> _Exercise objective_
Find each line below where the word "Enable" occurs, and copy it.
+ + +
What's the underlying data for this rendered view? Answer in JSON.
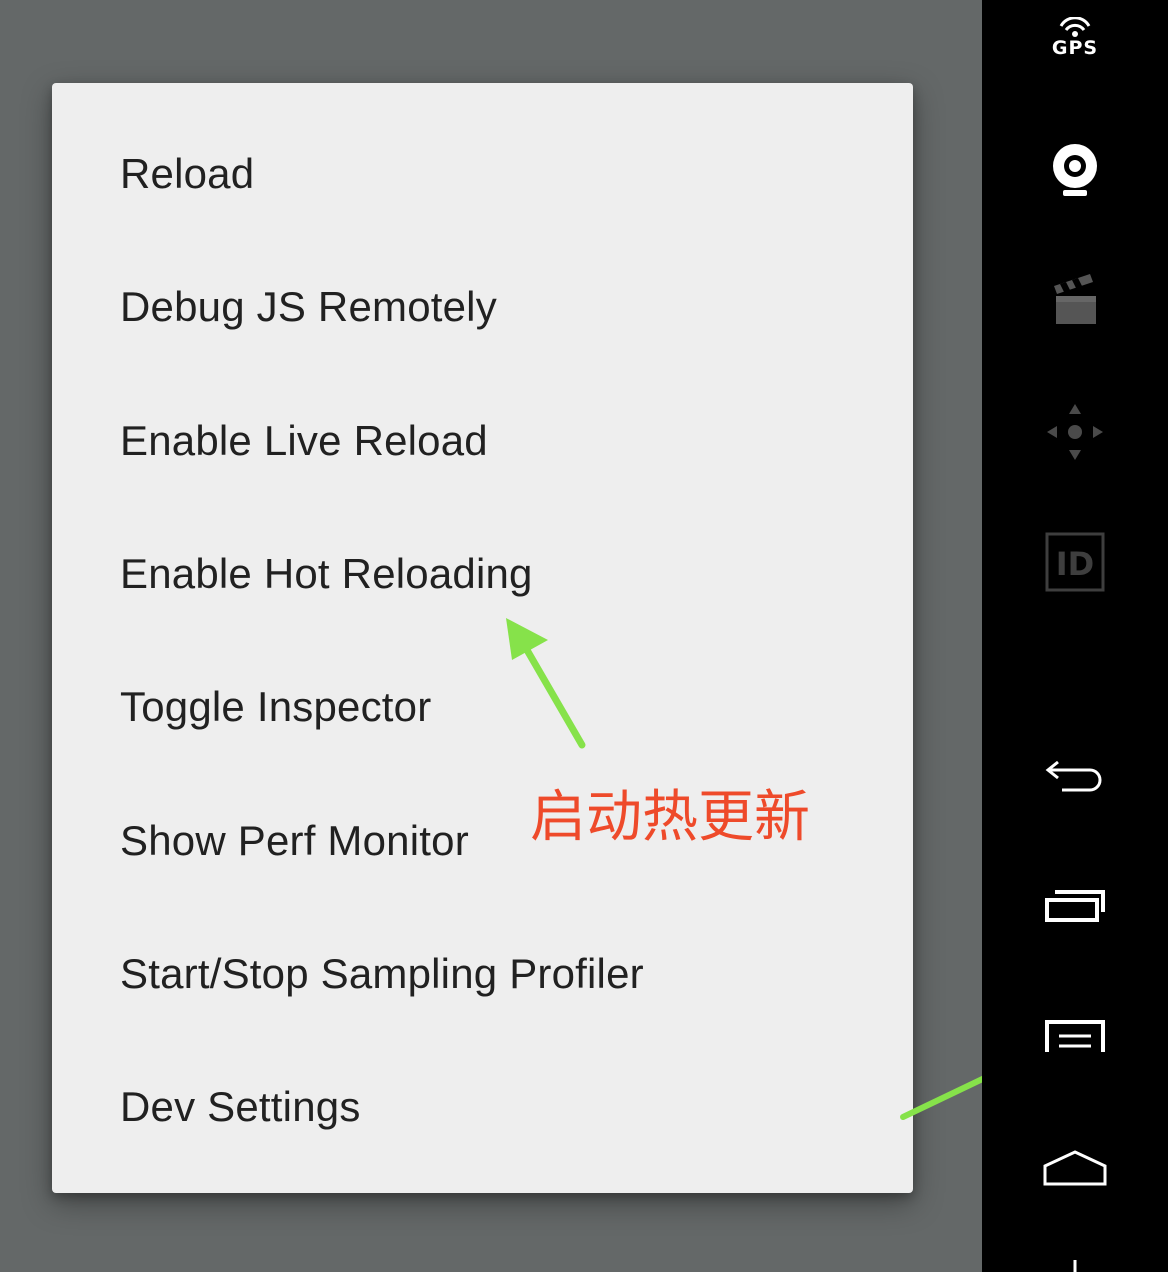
{
  "menu": {
    "items": [
      {
        "label": "Reload"
      },
      {
        "label": "Debug JS Remotely"
      },
      {
        "label": "Enable Live Reload"
      },
      {
        "label": "Enable Hot Reloading"
      },
      {
        "label": "Toggle Inspector"
      },
      {
        "label": "Show Perf Monitor"
      },
      {
        "label": "Start/Stop Sampling Profiler"
      },
      {
        "label": "Dev Settings"
      }
    ]
  },
  "annotation": {
    "text": "启动热更新",
    "color": "#ee4a2a",
    "arrow_color": "#86e24a"
  },
  "sidebar": {
    "gps_label": "GPS",
    "icons": [
      "gps-icon",
      "webcam-icon",
      "clapperboard-icon",
      "dpad-icon",
      "id-icon",
      "back-icon",
      "recent-apps-icon",
      "menu-icon",
      "home-icon"
    ]
  },
  "colors": {
    "backdrop": "#646868",
    "menu_bg": "#eeeeee",
    "menu_text": "#212121",
    "sidebar_bg": "#000000"
  }
}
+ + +
> _Reply_
        "label": "Enable Live Reload"
        "label": "Enable Hot Reloading"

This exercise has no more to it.